Items from an interface collection:
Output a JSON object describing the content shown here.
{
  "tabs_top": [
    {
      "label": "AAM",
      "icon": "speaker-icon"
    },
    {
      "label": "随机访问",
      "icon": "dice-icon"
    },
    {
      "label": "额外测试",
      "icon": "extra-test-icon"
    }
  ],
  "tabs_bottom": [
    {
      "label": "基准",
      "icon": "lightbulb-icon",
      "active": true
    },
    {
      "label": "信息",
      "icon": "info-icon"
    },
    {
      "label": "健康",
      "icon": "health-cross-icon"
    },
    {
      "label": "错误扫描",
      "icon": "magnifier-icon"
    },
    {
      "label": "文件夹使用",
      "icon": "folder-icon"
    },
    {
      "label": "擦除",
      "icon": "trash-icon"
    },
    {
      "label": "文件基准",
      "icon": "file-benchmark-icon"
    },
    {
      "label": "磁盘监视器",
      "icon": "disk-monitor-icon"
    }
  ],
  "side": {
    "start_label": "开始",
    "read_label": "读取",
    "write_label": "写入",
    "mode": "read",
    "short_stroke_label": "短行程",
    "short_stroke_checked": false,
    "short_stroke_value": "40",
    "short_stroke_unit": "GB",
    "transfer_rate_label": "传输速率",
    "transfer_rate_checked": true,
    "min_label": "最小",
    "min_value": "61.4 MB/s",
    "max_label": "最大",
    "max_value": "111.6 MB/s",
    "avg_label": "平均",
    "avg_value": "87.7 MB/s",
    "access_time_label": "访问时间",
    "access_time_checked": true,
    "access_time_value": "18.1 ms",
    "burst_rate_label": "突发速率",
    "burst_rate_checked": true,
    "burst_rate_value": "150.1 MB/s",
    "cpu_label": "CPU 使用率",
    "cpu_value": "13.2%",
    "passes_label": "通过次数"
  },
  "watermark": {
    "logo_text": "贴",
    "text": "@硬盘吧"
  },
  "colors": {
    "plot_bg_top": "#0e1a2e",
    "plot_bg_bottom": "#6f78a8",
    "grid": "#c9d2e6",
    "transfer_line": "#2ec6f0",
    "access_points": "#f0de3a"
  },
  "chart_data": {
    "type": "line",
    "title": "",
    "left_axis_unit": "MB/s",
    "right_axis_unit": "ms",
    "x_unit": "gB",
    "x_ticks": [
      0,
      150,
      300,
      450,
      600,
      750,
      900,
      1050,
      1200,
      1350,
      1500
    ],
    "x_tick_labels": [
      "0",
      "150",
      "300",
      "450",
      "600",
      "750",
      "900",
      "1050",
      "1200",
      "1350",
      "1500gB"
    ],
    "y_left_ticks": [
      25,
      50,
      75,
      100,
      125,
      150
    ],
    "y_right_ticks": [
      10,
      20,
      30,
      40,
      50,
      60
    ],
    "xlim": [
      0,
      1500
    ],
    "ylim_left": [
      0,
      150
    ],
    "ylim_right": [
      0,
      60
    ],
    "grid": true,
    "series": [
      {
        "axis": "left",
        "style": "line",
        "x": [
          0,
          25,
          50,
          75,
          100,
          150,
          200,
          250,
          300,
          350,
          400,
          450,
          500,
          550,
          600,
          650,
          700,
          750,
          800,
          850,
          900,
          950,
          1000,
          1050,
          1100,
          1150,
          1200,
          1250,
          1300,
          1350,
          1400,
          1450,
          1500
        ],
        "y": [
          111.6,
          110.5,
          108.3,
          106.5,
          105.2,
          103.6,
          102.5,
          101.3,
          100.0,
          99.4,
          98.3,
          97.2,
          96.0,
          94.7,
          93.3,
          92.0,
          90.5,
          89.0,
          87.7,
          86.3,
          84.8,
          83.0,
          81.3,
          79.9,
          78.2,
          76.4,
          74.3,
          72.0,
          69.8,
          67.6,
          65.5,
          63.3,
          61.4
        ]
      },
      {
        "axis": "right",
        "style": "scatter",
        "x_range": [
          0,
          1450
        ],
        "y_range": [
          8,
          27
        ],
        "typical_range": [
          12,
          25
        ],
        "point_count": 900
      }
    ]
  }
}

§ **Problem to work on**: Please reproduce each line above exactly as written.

§ **Exercise result**:
Output a JSON object describing the content shown here.
{
  "tabs_top": [
    {
      "label": "AAM",
      "icon": "speaker-icon"
    },
    {
      "label": "随机访问",
      "icon": "dice-icon"
    },
    {
      "label": "额外测试",
      "icon": "extra-test-icon"
    }
  ],
  "tabs_bottom": [
    {
      "label": "基准",
      "icon": "lightbulb-icon",
      "active": true
    },
    {
      "label": "信息",
      "icon": "info-icon"
    },
    {
      "label": "健康",
      "icon": "health-cross-icon"
    },
    {
      "label": "错误扫描",
      "icon": "magnifier-icon"
    },
    {
      "label": "文件夹使用",
      "icon": "folder-icon"
    },
    {
      "label": "擦除",
      "icon": "trash-icon"
    },
    {
      "label": "文件基准",
      "icon": "file-benchmark-icon"
    },
    {
      "label": "磁盘监视器",
      "icon": "disk-monitor-icon"
    }
  ],
  "side": {
    "start_label": "开始",
    "read_label": "读取",
    "write_label": "写入",
    "mode": "read",
    "short_stroke_label": "短行程",
    "short_stroke_checked": false,
    "short_stroke_value": "40",
    "short_stroke_unit": "GB",
    "transfer_rate_label": "传输速率",
    "transfer_rate_checked": true,
    "min_label": "最小",
    "min_value": "61.4 MB/s",
    "max_label": "最大",
    "max_value": "111.6 MB/s",
    "avg_label": "平均",
    "avg_value": "87.7 MB/s",
    "access_time_label": "访问时间",
    "access_time_checked": true,
    "access_time_value": "18.1 ms",
    "burst_rate_label": "突发速率",
    "burst_rate_checked": true,
    "burst_rate_value": "150.1 MB/s",
    "cpu_label": "CPU 使用率",
    "cpu_value": "13.2%",
    "passes_label": "通过次数"
  },
  "watermark": {
    "logo_text": "贴",
    "text": "@硬盘吧"
  },
  "colors": {
    "plot_bg_top": "#0e1a2e",
    "plot_bg_bottom": "#6f78a8",
    "grid": "#c9d2e6",
    "transfer_line": "#2ec6f0",
    "access_points": "#f0de3a"
  },
  "chart_data": {
    "type": "line",
    "title": "",
    "left_axis_unit": "MB/s",
    "right_axis_unit": "ms",
    "x_unit": "gB",
    "x_ticks": [
      0,
      150,
      300,
      450,
      600,
      750,
      900,
      1050,
      1200,
      1350,
      1500
    ],
    "x_tick_labels": [
      "0",
      "150",
      "300",
      "450",
      "600",
      "750",
      "900",
      "1050",
      "1200",
      "1350",
      "1500gB"
    ],
    "y_left_ticks": [
      25,
      50,
      75,
      100,
      125,
      150
    ],
    "y_right_ticks": [
      10,
      20,
      30,
      40,
      50,
      60
    ],
    "xlim": [
      0,
      1500
    ],
    "ylim_left": [
      0,
      150
    ],
    "ylim_right": [
      0,
      60
    ],
    "grid": true,
    "series": [
      {
        "axis": "left",
        "style": "line",
        "x": [
          0,
          25,
          50,
          75,
          100,
          150,
          200,
          250,
          300,
          350,
          400,
          450,
          500,
          550,
          600,
          650,
          700,
          750,
          800,
          850,
          900,
          950,
          1000,
          1050,
          1100,
          1150,
          1200,
          1250,
          1300,
          1350,
          1400,
          1450,
          1500
        ],
        "y": [
          111.6,
          110.5,
          108.3,
          106.5,
          105.2,
          103.6,
          102.5,
          101.3,
          100.0,
          99.4,
          98.3,
          97.2,
          96.0,
          94.7,
          93.3,
          92.0,
          90.5,
          89.0,
          87.7,
          86.3,
          84.8,
          83.0,
          81.3,
          79.9,
          78.2,
          76.4,
          74.3,
          72.0,
          69.8,
          67.6,
          65.5,
          63.3,
          61.4
        ]
      },
      {
        "axis": "right",
        "style": "scatter",
        "x_range": [
          0,
          1450
        ],
        "y_range": [
          8,
          27
        ],
        "typical_range": [
          12,
          25
        ],
        "point_count": 900
      }
    ]
  }
}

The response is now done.